On the other hand, can not arts and crafts be saved in its own name? Can we not reform the activity so there will be at least 90 percent virtue in it instead of only 10 percent? Lets us picture an idea. In our picture is a director who is to organize a new camp; time and money enough are at his disposal to do the best possible job. In due course, the question of arts and crafts or manual training comes up for consideration. What to do with it? First, the director will make a searching study of the whole field of artistic crafts; will digest all available literature on the subject; will consul authorities in art education and artistic, practical crafts; will consult educators to determine a nice balance of esthetic manual training in the camp program; and finally the director will fir this training into his whole scheme of educational camping.”

The Educational Background of Arts and Crafts in Camp

Camping Magazine

April 1933

Arts and crafts, to be justifiable camp, must contribute confluently with the other activities toward the specific objectives in the camp purpose…Also there should be at least enough emphasis on the “arts” to assure always a wrestling achievement that is a please to behold; and an inclusive enough meaning of the “crafts” to take the campers out into the open. This generalization amidst the casual job, as well as the more specialized artistic projects.” 
 

Qualities and Types of Arts and Crafts in Camps

Camping Magazine

April 1933

“Arts and crafts should not revert to primitive or even early colonial processes unless some special advantages result for present purposes…too much of the so-called arts and crafts work commonly seen in our camps, sad to relate, is not artistic and shows very poor techniques in comparison with similar articles made by mass production at a cost often lower than the bare materials used and wasted in the hand work…in the arts and crafts shop there should be available an abundance of reference material such as art books, art and design periodicals, lists of projects, and patterns and models by way of suggestions; not to be copied and duplicated.” 
 

Creative Art in All Camp Activities

Camping Magazine

October 1937

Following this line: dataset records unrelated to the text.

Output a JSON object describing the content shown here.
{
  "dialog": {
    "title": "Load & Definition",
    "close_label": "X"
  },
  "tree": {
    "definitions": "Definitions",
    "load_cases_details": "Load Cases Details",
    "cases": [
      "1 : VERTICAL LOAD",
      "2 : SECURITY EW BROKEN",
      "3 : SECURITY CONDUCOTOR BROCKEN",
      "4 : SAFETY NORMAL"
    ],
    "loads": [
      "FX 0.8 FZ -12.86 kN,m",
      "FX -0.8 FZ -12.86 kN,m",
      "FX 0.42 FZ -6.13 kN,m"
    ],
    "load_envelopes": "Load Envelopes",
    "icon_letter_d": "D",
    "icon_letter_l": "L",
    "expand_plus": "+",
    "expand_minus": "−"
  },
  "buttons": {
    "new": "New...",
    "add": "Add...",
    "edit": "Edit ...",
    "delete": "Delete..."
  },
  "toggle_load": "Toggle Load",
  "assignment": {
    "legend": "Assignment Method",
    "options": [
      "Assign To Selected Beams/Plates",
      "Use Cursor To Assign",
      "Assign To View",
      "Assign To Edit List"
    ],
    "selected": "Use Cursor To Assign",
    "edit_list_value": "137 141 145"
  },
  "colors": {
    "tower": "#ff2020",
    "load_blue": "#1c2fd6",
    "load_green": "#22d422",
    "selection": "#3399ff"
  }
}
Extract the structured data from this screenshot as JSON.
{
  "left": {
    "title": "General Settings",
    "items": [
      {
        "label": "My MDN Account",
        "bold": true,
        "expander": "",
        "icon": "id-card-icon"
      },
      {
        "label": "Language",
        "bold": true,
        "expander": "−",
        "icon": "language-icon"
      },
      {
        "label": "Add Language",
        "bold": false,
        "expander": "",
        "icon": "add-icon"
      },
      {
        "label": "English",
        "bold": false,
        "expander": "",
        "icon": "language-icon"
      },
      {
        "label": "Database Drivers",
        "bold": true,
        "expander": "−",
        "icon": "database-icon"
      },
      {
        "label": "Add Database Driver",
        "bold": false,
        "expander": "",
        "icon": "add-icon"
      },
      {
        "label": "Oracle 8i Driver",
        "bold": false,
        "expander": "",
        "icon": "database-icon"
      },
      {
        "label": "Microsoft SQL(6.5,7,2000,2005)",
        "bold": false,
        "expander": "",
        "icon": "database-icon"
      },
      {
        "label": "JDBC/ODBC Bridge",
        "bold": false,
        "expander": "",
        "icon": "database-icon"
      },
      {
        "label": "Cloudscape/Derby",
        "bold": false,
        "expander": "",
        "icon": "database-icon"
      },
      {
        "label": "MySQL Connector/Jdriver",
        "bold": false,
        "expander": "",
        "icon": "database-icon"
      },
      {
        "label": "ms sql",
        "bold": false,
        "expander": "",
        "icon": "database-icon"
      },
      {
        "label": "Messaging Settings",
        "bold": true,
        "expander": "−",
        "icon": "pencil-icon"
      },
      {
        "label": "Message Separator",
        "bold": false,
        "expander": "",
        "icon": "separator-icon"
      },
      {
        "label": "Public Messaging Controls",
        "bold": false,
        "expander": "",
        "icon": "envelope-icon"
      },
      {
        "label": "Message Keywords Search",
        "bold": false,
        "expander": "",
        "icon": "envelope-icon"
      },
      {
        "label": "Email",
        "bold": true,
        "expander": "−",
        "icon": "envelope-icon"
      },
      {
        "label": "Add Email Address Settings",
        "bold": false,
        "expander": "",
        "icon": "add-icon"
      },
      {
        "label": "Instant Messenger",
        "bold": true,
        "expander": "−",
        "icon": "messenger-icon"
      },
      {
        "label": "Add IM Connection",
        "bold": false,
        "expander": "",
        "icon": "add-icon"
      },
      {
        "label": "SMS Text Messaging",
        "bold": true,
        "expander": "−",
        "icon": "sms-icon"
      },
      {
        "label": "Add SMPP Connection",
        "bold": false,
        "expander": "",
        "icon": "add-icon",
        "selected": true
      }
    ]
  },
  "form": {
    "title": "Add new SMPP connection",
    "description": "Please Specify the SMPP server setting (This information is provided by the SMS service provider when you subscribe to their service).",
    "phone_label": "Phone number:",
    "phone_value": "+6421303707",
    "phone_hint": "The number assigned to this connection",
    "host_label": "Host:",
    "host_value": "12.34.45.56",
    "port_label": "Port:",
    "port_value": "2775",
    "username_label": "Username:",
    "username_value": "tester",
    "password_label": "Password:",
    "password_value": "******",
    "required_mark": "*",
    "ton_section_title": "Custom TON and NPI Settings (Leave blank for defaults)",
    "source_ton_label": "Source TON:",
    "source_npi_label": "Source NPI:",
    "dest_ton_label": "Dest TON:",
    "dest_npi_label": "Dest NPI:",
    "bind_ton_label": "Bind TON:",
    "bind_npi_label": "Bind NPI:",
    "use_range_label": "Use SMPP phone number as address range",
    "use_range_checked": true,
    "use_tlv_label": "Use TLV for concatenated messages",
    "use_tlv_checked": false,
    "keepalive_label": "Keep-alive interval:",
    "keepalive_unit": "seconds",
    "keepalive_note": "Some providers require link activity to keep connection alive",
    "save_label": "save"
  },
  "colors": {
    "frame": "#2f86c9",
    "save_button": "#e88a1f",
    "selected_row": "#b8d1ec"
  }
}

“Chief danger to arts and crafts in camp is segregation, physical and temporal, since it is sometimes the practice to provide a separate building or corner for art work, available at limited hours. Therefore art becomes a limited part of camp life instead of being an integrating factor required by its educational role. The studio had better be thought of as a center whose activities extend to all camp life, a center for tools, materials and instruction…”

May 1930

Camp Handicrafts: Their Use and Abuse

November 1931

Creative Art in Camps,

Exhibits by Section at National Meeting

December 1932 

The Place of Camping in the Field of Education

The Preliminary Report of the Committee on Handicraft

A Counselor Attends a Conference
 

March 1933 

Appraisal of a Camp Through Arts and Crafts

Art in Camps

Counselor Week: Outstanding Types of Camp Leadership

Counseling With and By Counselors: Counselor Reactions

April 1933

Concerning Arts and Crafts in Camps

Coloring in Camp

Artless Artisans

The Educational Background of Arts and Crafts in Camp

Subtleties of the Camp Environment

Do You Know?

Heaven Sent Gifts or Qualifications of an Arts and Crafts Counselor

Qualities and Types of Arts and Crafts in Camps

Bibliography for Arts and Crafts

The Practical Value of Photography at Camp

March 1935

Symbols Add Interest

December 1935 

Craft Medicine for the Spirit: Creating a True American Folk Art Based on Primitive American Culture

Factors Involved in Locating, Developing, and Operating an Organized Camp

An Integrated Camp Curriculum

November 1936

Metal Crafts for Summer Camps

October 1937

Creative Art in All Camp Activities

Book Corner: Arts and Crafts

June 1938

Back to Nature in Crafts: Creative Crafts Do Not Come Wrapped in Packages

The April 1933 issue of Camping Magazine (featured LEFT) focused primarily on arts and crafts in camps and was co-created by Laura Mattoon. 

May 1930

November 1931

December 1932

March 1933

April 1933